### What is expected
From the first line to the last, restate the material word for word, omitting pictures.
Segment Start: Material for this exercise
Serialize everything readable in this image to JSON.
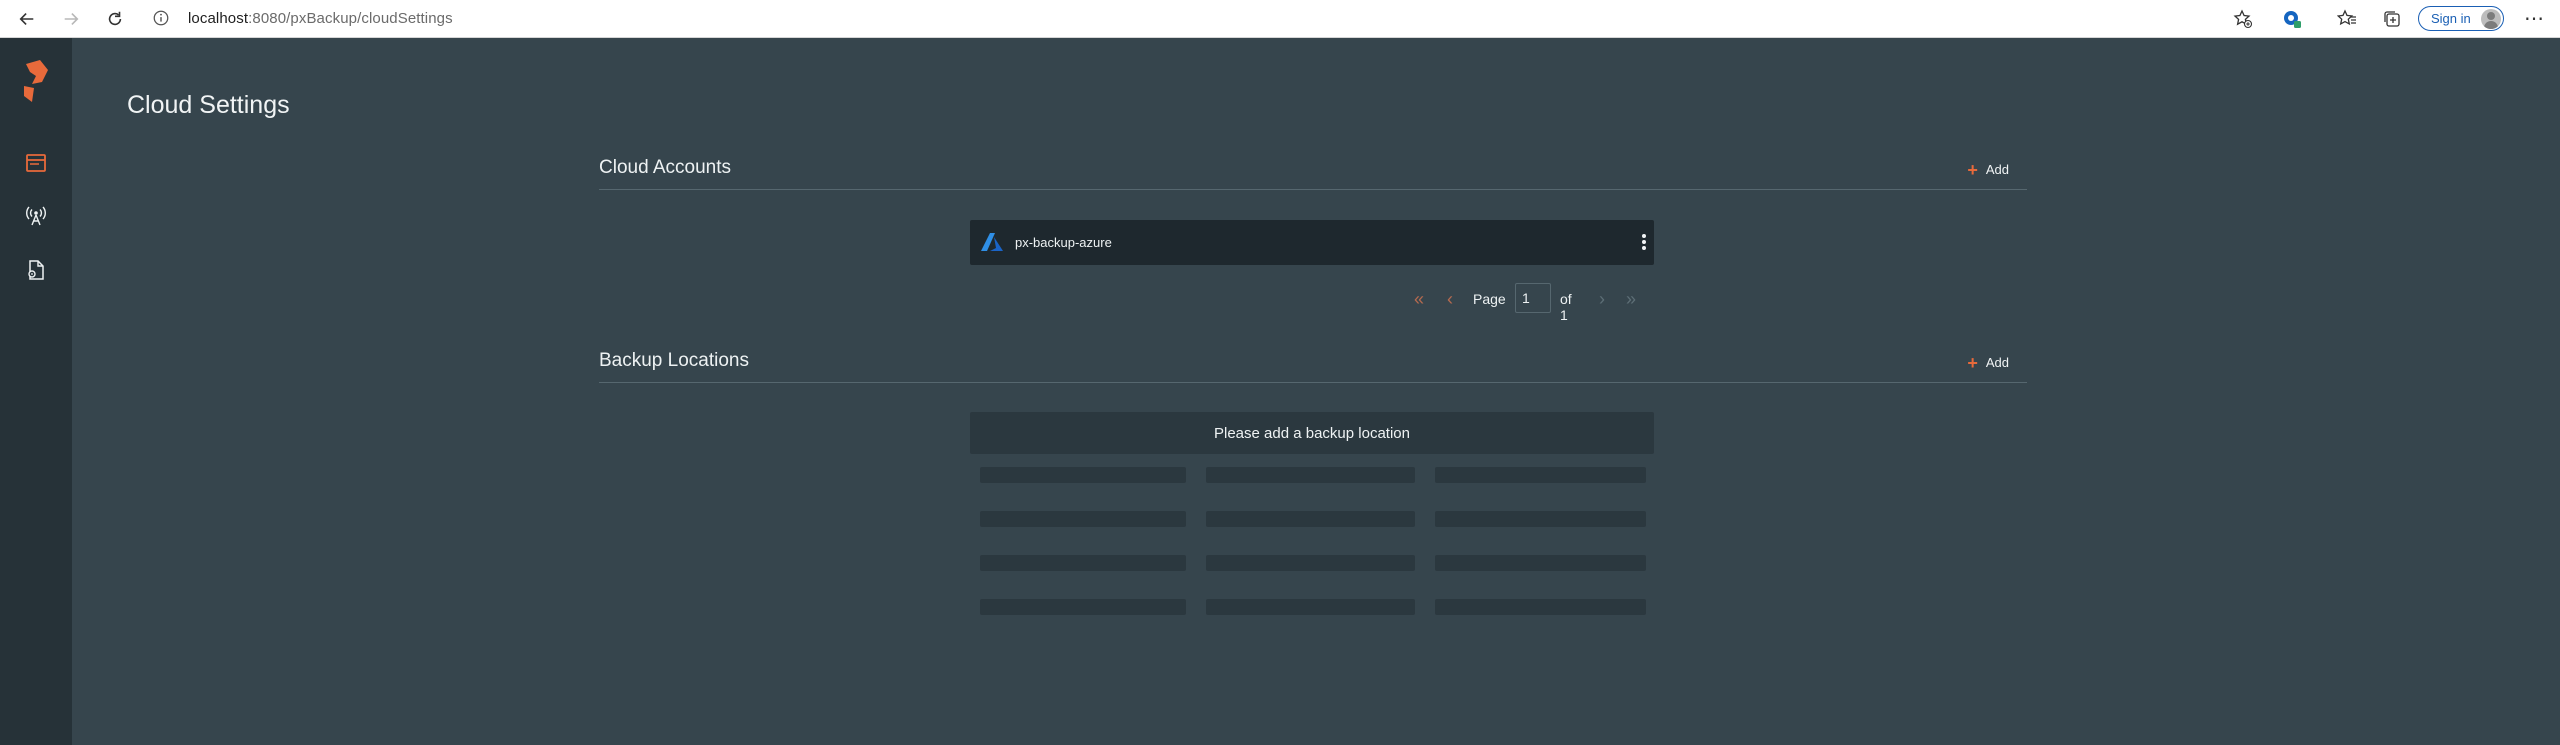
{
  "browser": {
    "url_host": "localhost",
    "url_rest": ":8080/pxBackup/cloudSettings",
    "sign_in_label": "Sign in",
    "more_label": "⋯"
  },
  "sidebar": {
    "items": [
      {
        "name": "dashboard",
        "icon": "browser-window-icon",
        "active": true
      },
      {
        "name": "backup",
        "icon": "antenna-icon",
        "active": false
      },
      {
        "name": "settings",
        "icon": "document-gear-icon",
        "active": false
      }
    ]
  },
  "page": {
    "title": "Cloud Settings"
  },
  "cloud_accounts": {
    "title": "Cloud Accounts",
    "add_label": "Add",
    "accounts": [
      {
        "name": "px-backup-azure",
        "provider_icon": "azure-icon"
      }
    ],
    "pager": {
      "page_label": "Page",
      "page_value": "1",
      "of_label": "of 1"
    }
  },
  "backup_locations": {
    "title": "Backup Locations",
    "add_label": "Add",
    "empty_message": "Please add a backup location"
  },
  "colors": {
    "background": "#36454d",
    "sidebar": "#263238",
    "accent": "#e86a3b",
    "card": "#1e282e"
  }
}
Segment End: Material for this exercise
### Exercise output
Serialize everything readable in this image to JSON.
{
  "browser": {
    "url_host": "localhost",
    "url_rest": ":8080/pxBackup/cloudSettings",
    "sign_in_label": "Sign in",
    "more_label": "⋯"
  },
  "sidebar": {
    "items": [
      {
        "name": "dashboard",
        "icon": "browser-window-icon",
        "active": true
      },
      {
        "name": "backup",
        "icon": "antenna-icon",
        "active": false
      },
      {
        "name": "settings",
        "icon": "document-gear-icon",
        "active": false
      }
    ]
  },
  "page": {
    "title": "Cloud Settings"
  },
  "cloud_accounts": {
    "title": "Cloud Accounts",
    "add_label": "Add",
    "accounts": [
      {
        "name": "px-backup-azure",
        "provider_icon": "azure-icon"
      }
    ],
    "pager": {
      "page_label": "Page",
      "page_value": "1",
      "of_label": "of 1"
    }
  },
  "backup_locations": {
    "title": "Backup Locations",
    "add_label": "Add",
    "empty_message": "Please add a backup location"
  },
  "colors": {
    "background": "#36454d",
    "sidebar": "#263238",
    "accent": "#e86a3b",
    "card": "#1e282e"
  }
}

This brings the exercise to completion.